Task objective: Each entry in the block below needs to be copied out exactly.

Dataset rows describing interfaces
________
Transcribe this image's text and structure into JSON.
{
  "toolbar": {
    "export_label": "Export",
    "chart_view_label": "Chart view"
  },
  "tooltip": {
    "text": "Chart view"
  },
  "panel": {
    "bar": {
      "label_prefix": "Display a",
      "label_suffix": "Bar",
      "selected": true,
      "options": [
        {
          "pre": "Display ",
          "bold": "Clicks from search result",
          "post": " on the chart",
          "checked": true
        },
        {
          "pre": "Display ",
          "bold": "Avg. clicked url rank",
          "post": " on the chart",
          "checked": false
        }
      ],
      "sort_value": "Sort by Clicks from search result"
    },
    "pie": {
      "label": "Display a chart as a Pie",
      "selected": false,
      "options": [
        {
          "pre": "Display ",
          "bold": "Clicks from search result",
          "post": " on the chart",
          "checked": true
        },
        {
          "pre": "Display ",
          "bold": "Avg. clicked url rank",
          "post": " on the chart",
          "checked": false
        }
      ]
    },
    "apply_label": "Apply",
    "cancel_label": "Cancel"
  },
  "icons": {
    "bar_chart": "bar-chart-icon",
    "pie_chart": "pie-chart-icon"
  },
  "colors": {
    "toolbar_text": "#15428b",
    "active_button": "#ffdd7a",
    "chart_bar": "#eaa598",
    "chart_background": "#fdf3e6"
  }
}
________
Expected answer:
Transcribe this image's text and structure into JSON.
{
  "toolbar": {
    "export_label": "Export",
    "chart_view_label": "Chart view"
  },
  "tooltip": {
    "text": "Chart view"
  },
  "panel": {
    "bar": {
      "label_prefix": "Display a",
      "label_suffix": "Bar",
      "selected": true,
      "options": [
        {
          "pre": "Display ",
          "bold": "Clicks from search result",
          "post": " on the chart",
          "checked": true
        },
        {
          "pre": "Display ",
          "bold": "Avg. clicked url rank",
          "post": " on the chart",
          "checked": false
        }
      ],
      "sort_value": "Sort by Clicks from search result"
    },
    "pie": {
      "label": "Display a chart as a Pie",
      "selected": false,
      "options": [
        {
          "pre": "Display ",
          "bold": "Clicks from search result",
          "post": " on the chart",
          "checked": true
        },
        {
          "pre": "Display ",
          "bold": "Avg. clicked url rank",
          "post": " on the chart",
          "checked": false
        }
      ]
    },
    "apply_label": "Apply",
    "cancel_label": "Cancel"
  },
  "icons": {
    "bar_chart": "bar-chart-icon",
    "pie_chart": "pie-chart-icon"
  },
  "colors": {
    "toolbar_text": "#15428b",
    "active_button": "#ffdd7a",
    "chart_bar": "#eaa598",
    "chart_background": "#fdf3e6"
  }
}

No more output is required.